"I felt really good," Godley said. "I was locating pitches pretty well and guys were swinging early, and that plays really well into what I'm trying to do. Just trying to get ground balls or get them to put the ball in play and let my defense work, and they played great behind me."
Godley (3-0) has compiled a 1.50 ERA, and while it was initially thought that this would be his last start in the big leagues for now, the D-backs find themselves rethinking that.
At issue is the number of innings Godley has thrown. He's now at 107 1/3 this year after throwing 55 1/3 in relief last year. The D-backs want to be careful with his arm and have discussed sending him back to the Minors and using him out of the bullpen when Chase Anderson comes off the disabled list.
It's also possible they could keep him in the big leagues and go to a six-man rotation to limit his innings, as well as those of Patrick Corbin, who is making his return from Tommy John surgery.
"It sure is," D-backs manager Chip Hale said, when asked if it would be difficult to take Godley out of the rotation. "But we have to do what's best for him and the organization. It might be best for him to be here and with limited innings."
Godley's promotion to the big leagues a couple of weeks ago was a bit of a surprise. He opened the season with Class A Advanced Visalia, where he made 12 starts before a promotion to Double-A Mobile. After just three starts during which he compiled a 5.14 ERA, Godley -- who was acquired from the Cubs in the Miguel Montero deal -- was added to the 40-man roster and brought up to take Anderson's spot in the rotation.

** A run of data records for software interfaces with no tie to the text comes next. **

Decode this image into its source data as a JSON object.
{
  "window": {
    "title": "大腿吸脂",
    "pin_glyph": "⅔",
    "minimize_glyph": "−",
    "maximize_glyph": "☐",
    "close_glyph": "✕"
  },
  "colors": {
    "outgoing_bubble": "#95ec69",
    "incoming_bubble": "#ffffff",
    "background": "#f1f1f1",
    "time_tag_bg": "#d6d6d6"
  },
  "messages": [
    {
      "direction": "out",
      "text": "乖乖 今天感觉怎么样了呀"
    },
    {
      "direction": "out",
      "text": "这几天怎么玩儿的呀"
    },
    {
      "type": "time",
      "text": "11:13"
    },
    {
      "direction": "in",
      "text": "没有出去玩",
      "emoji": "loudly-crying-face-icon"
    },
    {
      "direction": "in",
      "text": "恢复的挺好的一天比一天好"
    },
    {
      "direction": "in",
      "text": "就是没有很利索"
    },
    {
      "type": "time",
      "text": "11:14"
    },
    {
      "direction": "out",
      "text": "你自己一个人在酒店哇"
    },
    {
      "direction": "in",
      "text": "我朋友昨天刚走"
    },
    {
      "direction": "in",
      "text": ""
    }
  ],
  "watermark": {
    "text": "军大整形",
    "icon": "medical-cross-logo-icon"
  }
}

"Just to come up here and to be able to have the outings I've had and just to be able to have the defense play behind me the way they have is just awesome," Godley said. "I think I've thrown well and I just hope that I've done enough to impress the guys."

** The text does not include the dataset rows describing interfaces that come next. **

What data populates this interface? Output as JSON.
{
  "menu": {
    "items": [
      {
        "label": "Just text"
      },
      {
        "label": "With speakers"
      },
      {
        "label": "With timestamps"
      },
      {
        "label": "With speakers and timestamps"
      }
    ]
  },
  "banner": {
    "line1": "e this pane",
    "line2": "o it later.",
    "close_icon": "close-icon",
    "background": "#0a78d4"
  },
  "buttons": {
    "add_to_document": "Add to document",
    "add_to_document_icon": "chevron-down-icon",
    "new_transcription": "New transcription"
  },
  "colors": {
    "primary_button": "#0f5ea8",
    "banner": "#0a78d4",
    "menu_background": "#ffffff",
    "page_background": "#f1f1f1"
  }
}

Another newcomer that has impressed is catcher Welington Castillo, who mashed his 10th homer in 170 at-bats since joining the D-backs two months ago.

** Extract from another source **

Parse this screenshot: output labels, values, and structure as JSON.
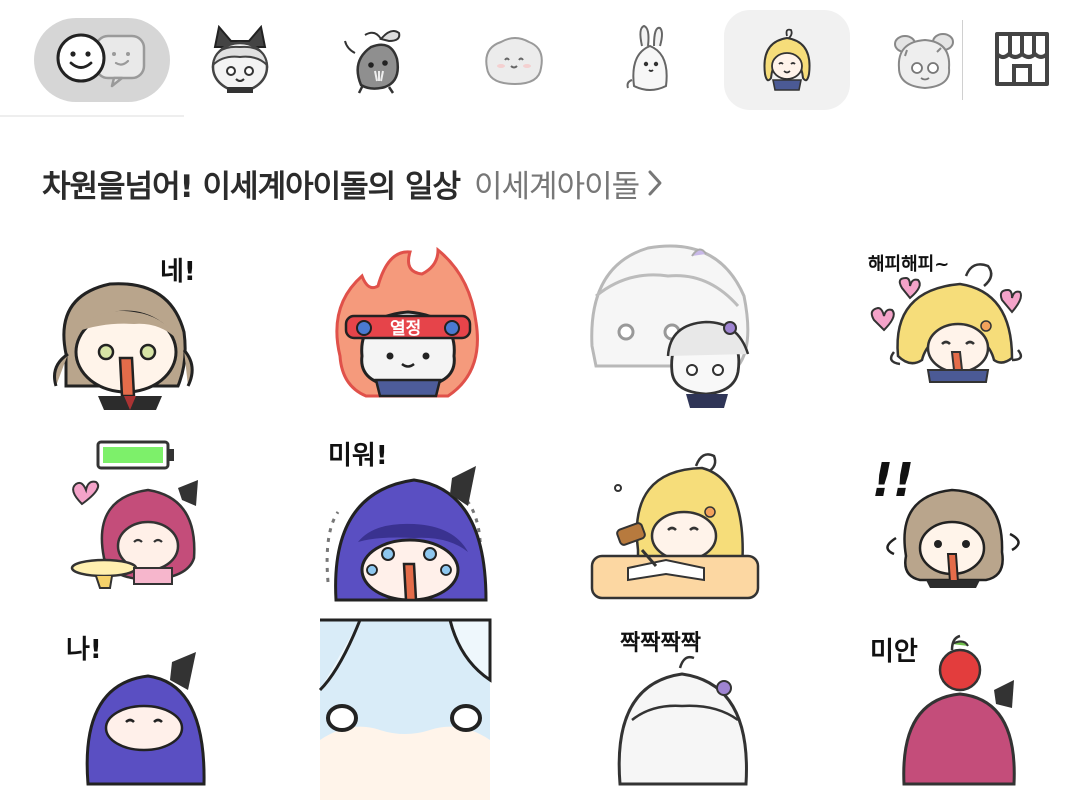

"I think it's a mindset, honestly," Castillo said. "Sometimes I try to do too much, more than I can do. That's when I get in trouble. So I'm going out there and having fun and doing things simple, better. I don't try to put my best swing on it, just try to hit the ball hard somewhere."